(The data)

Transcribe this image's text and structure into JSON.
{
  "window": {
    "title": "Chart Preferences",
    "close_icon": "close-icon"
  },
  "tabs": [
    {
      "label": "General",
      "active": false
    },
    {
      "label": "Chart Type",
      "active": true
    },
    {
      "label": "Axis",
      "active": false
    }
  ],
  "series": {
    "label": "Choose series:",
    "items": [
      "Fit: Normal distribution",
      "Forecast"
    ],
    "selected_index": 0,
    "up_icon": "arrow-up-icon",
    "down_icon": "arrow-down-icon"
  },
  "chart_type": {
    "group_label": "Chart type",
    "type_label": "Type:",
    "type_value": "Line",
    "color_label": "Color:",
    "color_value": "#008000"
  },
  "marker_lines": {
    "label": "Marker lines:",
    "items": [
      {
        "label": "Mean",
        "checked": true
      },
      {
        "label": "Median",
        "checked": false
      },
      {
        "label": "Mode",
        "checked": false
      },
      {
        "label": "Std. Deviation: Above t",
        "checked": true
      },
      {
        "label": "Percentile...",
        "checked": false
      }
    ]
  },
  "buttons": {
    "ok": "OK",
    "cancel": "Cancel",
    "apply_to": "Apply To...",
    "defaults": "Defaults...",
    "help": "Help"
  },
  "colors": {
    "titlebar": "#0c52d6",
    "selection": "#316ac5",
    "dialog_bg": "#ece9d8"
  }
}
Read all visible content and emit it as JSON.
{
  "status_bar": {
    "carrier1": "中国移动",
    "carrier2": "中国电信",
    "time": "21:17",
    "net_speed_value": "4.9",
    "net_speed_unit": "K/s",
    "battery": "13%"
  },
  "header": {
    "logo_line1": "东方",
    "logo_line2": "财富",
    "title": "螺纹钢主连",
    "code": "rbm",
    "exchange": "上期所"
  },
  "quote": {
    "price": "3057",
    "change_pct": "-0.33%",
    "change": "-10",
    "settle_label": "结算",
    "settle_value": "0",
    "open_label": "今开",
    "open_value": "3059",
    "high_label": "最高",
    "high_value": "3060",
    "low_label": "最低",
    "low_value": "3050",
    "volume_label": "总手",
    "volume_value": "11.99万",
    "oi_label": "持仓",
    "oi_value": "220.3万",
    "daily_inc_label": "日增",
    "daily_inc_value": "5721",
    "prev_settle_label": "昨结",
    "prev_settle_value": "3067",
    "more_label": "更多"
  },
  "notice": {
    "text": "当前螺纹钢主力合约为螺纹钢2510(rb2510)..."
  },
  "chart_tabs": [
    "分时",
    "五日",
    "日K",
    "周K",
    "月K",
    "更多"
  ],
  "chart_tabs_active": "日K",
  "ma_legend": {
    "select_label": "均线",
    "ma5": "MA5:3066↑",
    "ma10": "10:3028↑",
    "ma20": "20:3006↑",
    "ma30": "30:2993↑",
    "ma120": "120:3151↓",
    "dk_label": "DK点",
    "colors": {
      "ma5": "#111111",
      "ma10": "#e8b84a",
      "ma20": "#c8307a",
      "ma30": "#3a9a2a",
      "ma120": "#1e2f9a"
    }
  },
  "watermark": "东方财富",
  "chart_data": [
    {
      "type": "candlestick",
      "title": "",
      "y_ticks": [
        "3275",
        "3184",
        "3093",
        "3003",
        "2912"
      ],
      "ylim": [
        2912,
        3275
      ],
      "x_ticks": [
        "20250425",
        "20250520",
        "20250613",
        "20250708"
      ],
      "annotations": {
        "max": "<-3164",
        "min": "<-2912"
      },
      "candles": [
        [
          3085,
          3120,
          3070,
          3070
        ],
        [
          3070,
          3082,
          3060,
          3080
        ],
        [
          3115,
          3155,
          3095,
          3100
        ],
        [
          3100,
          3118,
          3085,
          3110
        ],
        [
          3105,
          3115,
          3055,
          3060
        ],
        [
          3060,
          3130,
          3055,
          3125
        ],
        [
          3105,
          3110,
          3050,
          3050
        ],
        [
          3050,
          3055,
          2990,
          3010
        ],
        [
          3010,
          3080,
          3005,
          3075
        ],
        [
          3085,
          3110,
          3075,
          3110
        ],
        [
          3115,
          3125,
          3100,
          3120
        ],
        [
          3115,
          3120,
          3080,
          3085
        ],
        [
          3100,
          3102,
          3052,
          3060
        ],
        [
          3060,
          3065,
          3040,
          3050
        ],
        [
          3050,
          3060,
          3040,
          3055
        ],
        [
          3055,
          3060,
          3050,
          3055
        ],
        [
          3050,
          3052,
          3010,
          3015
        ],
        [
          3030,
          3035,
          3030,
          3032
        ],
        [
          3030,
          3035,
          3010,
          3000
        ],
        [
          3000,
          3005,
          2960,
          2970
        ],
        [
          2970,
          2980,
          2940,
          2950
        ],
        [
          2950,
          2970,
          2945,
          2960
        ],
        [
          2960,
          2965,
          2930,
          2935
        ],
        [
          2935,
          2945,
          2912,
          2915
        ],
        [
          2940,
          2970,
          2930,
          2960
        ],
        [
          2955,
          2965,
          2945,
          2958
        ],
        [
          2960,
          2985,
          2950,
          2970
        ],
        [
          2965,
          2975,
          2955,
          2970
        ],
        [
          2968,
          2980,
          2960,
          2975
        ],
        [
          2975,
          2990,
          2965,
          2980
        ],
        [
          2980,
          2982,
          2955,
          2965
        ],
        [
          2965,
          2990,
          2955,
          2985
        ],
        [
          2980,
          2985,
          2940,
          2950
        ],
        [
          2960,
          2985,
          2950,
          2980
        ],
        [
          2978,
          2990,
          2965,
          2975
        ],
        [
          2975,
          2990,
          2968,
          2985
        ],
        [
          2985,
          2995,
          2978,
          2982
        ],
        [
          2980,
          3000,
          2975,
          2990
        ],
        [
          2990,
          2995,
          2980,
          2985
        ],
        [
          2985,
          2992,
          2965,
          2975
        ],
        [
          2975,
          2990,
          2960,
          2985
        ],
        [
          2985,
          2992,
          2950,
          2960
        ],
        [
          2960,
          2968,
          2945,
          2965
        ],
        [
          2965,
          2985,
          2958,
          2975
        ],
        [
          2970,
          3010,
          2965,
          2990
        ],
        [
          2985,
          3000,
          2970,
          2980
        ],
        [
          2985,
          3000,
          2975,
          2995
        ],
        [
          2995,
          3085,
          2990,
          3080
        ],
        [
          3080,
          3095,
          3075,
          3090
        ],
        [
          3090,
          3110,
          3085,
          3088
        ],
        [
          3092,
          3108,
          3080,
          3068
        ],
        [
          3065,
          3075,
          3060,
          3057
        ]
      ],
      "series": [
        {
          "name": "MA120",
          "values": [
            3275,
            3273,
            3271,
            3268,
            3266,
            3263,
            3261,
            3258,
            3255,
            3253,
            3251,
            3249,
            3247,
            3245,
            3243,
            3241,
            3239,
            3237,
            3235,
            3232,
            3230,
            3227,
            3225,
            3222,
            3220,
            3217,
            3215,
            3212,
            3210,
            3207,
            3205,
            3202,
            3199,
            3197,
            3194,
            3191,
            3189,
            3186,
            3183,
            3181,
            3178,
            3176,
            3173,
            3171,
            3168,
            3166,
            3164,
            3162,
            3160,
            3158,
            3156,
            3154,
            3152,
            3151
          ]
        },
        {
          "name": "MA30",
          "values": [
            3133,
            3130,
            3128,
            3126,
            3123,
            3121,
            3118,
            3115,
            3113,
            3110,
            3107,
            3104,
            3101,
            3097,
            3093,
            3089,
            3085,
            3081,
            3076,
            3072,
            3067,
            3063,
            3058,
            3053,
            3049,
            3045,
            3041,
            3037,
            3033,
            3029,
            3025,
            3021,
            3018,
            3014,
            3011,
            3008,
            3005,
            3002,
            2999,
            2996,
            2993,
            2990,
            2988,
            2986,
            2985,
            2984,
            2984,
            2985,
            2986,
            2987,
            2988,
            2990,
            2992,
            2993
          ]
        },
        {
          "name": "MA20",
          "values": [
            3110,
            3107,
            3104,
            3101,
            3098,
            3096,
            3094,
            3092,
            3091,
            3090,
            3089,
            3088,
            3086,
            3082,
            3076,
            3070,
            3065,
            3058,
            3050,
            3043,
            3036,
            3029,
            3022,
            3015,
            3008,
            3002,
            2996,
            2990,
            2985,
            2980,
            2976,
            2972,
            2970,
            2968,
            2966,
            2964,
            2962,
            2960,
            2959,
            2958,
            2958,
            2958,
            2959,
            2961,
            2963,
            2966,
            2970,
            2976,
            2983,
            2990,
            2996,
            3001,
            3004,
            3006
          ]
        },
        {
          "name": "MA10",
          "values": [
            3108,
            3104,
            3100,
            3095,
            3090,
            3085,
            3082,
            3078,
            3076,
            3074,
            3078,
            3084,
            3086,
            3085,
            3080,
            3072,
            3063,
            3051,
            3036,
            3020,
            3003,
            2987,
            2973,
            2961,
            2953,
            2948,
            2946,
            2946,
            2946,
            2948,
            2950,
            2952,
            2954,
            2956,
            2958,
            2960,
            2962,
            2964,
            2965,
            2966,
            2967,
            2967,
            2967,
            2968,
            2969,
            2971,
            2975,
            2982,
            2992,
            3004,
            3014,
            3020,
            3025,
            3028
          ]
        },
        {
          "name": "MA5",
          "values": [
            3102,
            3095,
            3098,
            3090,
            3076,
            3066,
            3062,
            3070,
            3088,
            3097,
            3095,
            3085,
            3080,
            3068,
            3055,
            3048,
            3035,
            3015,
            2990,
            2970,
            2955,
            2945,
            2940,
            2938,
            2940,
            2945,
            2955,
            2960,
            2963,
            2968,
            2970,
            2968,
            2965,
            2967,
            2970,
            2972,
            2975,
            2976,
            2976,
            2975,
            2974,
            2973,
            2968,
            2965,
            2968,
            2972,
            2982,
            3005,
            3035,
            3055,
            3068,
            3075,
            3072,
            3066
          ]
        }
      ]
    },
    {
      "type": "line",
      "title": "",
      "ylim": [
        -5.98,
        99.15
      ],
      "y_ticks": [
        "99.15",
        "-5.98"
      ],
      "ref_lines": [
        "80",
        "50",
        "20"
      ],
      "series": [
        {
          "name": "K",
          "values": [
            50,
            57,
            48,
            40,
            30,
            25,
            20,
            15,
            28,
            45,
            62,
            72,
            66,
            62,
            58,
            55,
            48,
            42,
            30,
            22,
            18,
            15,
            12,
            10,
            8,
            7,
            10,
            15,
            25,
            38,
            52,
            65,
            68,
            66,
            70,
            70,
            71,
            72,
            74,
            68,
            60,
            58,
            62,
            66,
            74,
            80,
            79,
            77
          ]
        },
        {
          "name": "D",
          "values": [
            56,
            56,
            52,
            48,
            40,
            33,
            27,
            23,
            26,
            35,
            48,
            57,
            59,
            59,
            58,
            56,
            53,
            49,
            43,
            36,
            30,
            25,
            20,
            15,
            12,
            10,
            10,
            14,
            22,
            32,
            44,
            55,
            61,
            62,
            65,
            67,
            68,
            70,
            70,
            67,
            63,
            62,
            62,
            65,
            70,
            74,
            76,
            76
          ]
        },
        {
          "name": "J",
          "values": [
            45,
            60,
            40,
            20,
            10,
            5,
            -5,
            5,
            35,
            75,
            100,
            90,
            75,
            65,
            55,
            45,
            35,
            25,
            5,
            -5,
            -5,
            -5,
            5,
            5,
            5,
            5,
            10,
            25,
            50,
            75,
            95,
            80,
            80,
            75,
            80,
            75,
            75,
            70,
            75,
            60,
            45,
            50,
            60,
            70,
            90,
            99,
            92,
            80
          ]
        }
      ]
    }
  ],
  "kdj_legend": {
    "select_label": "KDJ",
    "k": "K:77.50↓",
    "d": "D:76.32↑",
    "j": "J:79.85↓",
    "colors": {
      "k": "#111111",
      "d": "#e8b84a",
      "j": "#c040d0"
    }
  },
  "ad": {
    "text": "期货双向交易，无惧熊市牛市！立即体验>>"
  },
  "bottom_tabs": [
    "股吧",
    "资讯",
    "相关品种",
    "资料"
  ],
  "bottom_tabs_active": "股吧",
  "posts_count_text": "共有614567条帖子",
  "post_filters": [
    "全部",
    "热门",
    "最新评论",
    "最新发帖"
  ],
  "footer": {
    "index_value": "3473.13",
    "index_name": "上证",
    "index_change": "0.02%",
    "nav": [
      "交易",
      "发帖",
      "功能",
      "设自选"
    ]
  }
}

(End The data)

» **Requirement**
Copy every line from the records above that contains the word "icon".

» **Your solution**
    "close_icon": "close-icon"
    "up_icon": "arrow-up-icon",
    "down_icon": "arrow-down-icon"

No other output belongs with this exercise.